### Instructions to follow
From the first line to the last, please print the entries exactly, omitting pictures.

### Source records
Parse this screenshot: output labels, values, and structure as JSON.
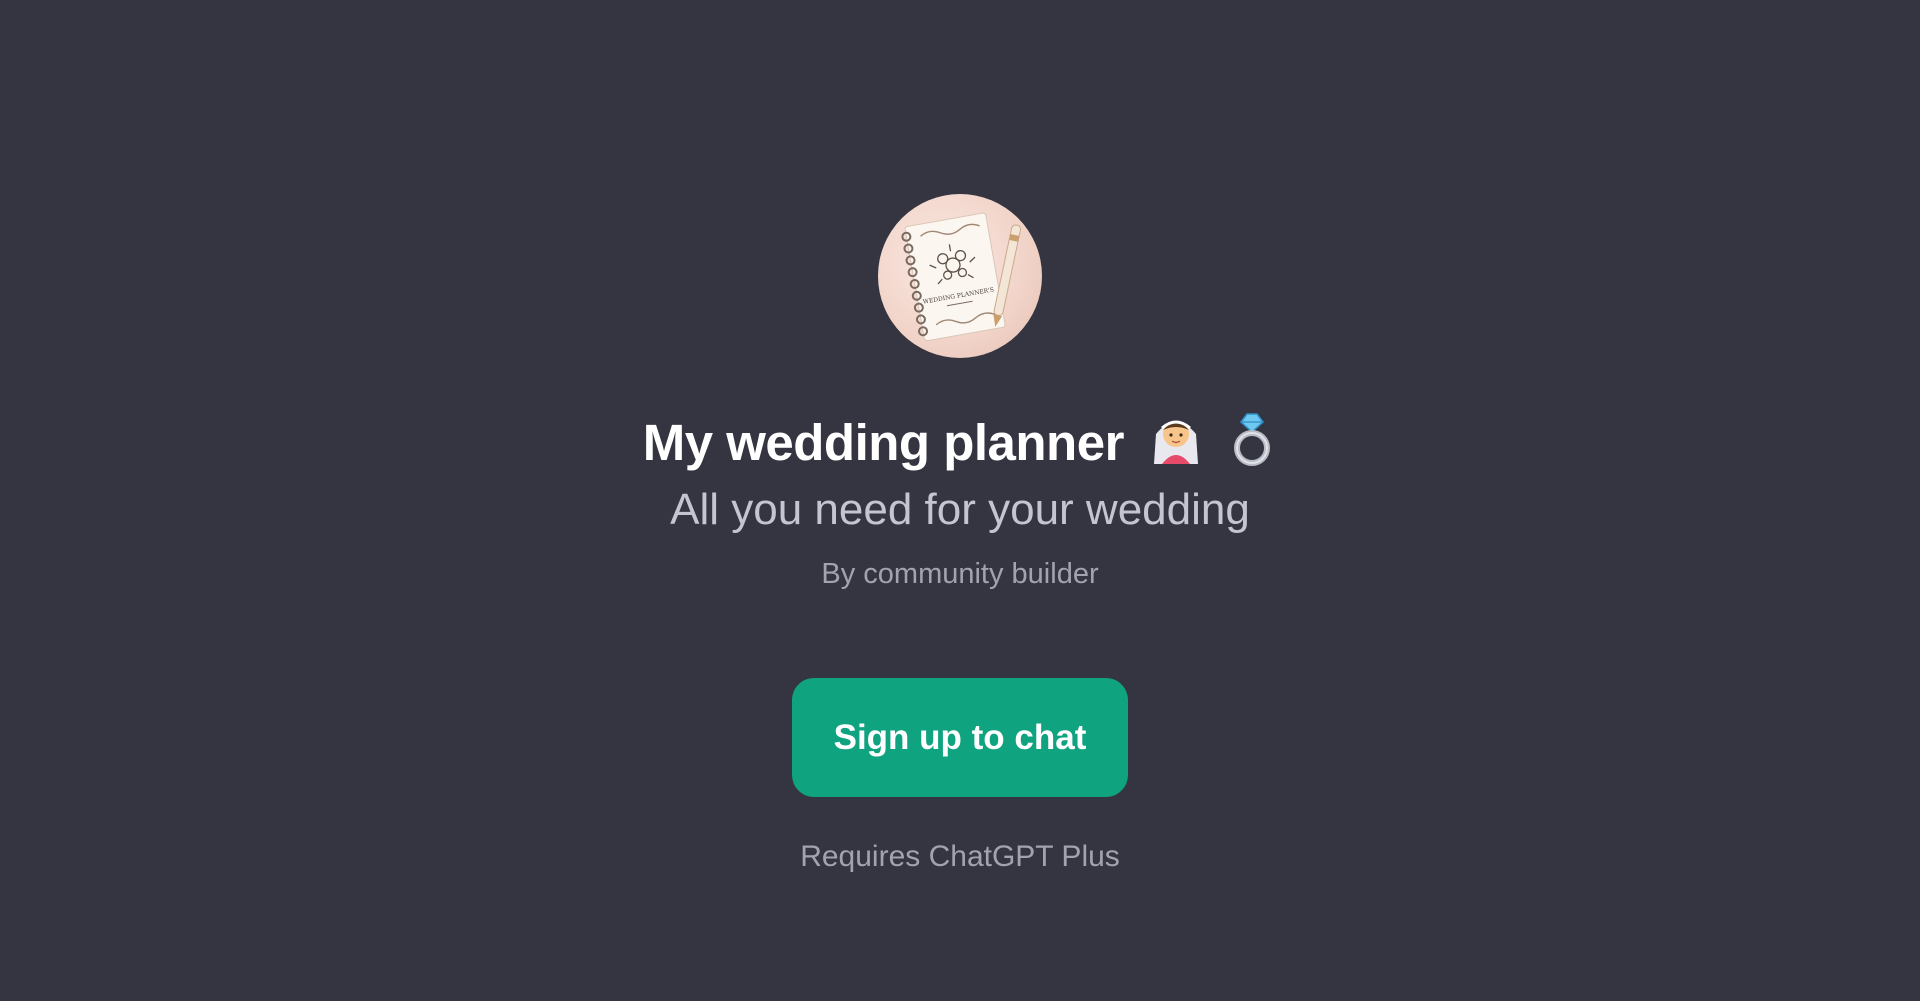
{
  "gpt": {
    "title": "My wedding planner",
    "title_emojis": [
      "bride-with-veil-icon",
      "ring-icon"
    ],
    "subtitle": "All you need for your wedding",
    "author": "By community builder",
    "avatar_text": "WEDDING PLANNER'S"
  },
  "cta": {
    "label": "Sign up to chat",
    "color": "#10a37f"
  },
  "footer": {
    "note": "Requires ChatGPT Plus"
  },
  "colors": {
    "background": "#343541",
    "title": "#ffffff",
    "subtitle": "#c5c5d2",
    "muted": "#a3a3ae"
  }
}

### Reply to the exercise
Parse this screenshot: output labels, values, and structure as JSON.
{
  "gpt": {
    "title": "My wedding planner",
    "title_emojis": [
      "bride-with-veil-icon",
      "ring-icon"
    ],
    "subtitle": "All you need for your wedding",
    "author": "By community builder",
    "avatar_text": "WEDDING PLANNER'S"
  },
  "cta": {
    "label": "Sign up to chat",
    "color": "#10a37f"
  },
  "footer": {
    "note": "Requires ChatGPT Plus"
  },
  "colors": {
    "background": "#343541",
    "title": "#ffffff",
    "subtitle": "#c5c5d2",
    "muted": "#a3a3ae"
  }
}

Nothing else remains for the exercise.